# TASK DIRECTIONS
Filter these records by the string "runtime", copying each line that holds it.

# AVAILABLE DATA
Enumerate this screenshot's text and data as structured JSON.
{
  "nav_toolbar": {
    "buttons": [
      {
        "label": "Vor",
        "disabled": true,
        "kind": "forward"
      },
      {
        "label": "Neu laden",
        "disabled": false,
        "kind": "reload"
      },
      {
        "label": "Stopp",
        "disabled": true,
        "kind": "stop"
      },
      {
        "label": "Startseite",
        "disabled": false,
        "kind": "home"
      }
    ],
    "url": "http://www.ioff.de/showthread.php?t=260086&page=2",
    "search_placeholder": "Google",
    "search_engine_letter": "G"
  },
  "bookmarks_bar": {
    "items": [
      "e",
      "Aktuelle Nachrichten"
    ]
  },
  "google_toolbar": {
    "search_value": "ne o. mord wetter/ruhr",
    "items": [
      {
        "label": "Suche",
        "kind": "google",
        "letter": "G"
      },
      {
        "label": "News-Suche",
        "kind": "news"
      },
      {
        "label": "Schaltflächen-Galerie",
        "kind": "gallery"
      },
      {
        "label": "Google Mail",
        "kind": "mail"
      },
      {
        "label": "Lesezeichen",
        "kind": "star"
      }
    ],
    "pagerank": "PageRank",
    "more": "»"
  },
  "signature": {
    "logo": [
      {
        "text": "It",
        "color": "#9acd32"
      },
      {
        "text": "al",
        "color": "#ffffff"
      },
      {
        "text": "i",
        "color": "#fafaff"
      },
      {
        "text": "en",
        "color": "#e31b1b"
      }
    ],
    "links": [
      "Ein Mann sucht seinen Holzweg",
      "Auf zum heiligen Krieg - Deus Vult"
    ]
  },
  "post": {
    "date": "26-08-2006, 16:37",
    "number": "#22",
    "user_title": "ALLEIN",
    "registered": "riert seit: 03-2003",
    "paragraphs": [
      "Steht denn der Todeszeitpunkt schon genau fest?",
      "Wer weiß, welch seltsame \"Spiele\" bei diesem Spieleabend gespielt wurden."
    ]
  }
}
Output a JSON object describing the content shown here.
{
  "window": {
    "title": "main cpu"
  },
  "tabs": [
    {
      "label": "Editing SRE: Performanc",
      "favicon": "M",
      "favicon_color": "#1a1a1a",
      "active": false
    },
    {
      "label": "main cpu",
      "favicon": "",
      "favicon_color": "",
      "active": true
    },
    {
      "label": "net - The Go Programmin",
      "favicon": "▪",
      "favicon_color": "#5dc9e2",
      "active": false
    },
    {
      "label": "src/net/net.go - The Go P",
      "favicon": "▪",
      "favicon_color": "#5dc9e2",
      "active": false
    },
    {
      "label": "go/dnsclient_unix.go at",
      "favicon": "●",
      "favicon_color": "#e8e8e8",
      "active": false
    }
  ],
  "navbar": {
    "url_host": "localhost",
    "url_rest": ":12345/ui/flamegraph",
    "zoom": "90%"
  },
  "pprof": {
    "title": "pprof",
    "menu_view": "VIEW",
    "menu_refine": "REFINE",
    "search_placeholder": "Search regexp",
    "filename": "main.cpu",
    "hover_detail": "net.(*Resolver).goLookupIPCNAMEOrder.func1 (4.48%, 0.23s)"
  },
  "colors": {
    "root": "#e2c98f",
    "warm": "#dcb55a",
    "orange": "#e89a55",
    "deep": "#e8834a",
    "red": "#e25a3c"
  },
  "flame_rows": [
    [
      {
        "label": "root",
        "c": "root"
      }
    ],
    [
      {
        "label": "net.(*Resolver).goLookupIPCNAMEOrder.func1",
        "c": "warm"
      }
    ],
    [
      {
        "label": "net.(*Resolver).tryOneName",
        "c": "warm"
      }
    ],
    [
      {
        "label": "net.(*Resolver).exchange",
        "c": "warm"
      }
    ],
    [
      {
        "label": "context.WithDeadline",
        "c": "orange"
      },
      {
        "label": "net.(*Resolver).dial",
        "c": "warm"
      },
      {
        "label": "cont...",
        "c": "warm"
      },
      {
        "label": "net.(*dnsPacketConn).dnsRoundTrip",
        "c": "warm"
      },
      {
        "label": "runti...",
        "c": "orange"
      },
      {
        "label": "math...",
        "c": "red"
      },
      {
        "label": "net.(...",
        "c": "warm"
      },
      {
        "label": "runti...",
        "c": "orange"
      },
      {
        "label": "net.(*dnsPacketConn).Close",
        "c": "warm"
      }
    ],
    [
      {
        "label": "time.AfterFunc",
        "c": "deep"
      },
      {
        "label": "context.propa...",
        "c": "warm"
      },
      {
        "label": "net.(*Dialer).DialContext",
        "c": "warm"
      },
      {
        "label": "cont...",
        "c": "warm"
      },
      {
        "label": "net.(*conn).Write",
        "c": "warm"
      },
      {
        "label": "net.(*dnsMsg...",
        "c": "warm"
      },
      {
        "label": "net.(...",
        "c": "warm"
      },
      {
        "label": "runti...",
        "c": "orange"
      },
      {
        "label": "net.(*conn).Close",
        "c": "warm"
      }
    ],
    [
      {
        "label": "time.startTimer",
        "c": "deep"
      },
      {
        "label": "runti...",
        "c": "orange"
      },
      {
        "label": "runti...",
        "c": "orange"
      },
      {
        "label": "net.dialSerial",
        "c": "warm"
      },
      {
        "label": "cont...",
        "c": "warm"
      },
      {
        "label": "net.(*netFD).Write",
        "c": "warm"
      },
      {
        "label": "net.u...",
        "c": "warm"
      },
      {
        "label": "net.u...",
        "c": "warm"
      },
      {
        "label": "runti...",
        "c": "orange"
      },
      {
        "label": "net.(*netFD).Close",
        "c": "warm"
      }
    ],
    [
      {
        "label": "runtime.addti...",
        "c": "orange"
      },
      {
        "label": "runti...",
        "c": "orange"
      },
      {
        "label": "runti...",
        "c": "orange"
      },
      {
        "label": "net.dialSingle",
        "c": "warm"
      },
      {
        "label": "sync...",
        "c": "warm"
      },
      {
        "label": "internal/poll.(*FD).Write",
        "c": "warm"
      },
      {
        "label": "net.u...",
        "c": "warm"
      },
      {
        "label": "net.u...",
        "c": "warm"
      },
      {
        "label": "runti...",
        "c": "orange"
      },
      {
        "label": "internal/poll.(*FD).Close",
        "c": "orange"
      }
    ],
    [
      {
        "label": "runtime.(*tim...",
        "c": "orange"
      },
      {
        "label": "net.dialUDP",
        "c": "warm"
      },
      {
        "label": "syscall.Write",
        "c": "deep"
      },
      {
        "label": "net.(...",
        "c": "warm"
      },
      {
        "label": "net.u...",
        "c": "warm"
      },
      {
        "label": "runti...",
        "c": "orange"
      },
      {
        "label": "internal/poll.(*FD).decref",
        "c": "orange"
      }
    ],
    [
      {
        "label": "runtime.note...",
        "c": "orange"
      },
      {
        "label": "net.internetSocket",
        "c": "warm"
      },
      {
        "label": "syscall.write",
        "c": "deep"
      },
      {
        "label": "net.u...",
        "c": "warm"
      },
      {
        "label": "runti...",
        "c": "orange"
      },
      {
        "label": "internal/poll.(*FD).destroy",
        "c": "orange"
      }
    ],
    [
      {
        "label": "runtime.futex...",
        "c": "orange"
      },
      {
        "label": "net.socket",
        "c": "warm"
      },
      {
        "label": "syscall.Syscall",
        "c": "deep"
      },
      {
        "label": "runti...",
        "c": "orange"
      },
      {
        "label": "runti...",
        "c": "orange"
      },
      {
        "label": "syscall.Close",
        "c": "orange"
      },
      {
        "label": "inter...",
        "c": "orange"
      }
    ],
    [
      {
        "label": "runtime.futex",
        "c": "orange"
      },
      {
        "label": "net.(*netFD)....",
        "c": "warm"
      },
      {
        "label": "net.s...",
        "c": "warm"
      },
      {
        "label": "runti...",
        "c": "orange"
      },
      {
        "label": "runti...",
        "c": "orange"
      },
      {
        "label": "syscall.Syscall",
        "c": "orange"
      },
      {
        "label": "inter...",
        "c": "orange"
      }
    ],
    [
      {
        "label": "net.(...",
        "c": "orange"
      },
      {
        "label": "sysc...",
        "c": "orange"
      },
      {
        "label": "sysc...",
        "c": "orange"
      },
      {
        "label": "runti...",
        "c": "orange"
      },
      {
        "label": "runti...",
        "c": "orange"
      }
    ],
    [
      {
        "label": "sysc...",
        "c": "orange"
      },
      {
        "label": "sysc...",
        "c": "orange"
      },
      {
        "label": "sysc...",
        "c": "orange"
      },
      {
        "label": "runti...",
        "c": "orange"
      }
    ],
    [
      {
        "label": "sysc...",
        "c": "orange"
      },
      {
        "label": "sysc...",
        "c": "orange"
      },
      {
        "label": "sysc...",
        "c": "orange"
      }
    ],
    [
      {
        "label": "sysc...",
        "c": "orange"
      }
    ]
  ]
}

# ANSWER AREA
        "label": "runtime.addti...",
        "label": "runtime.(*tim...",
        "label": "runtime.note...",
        "label": "runtime.futex...",
        "label": "runtime.futex",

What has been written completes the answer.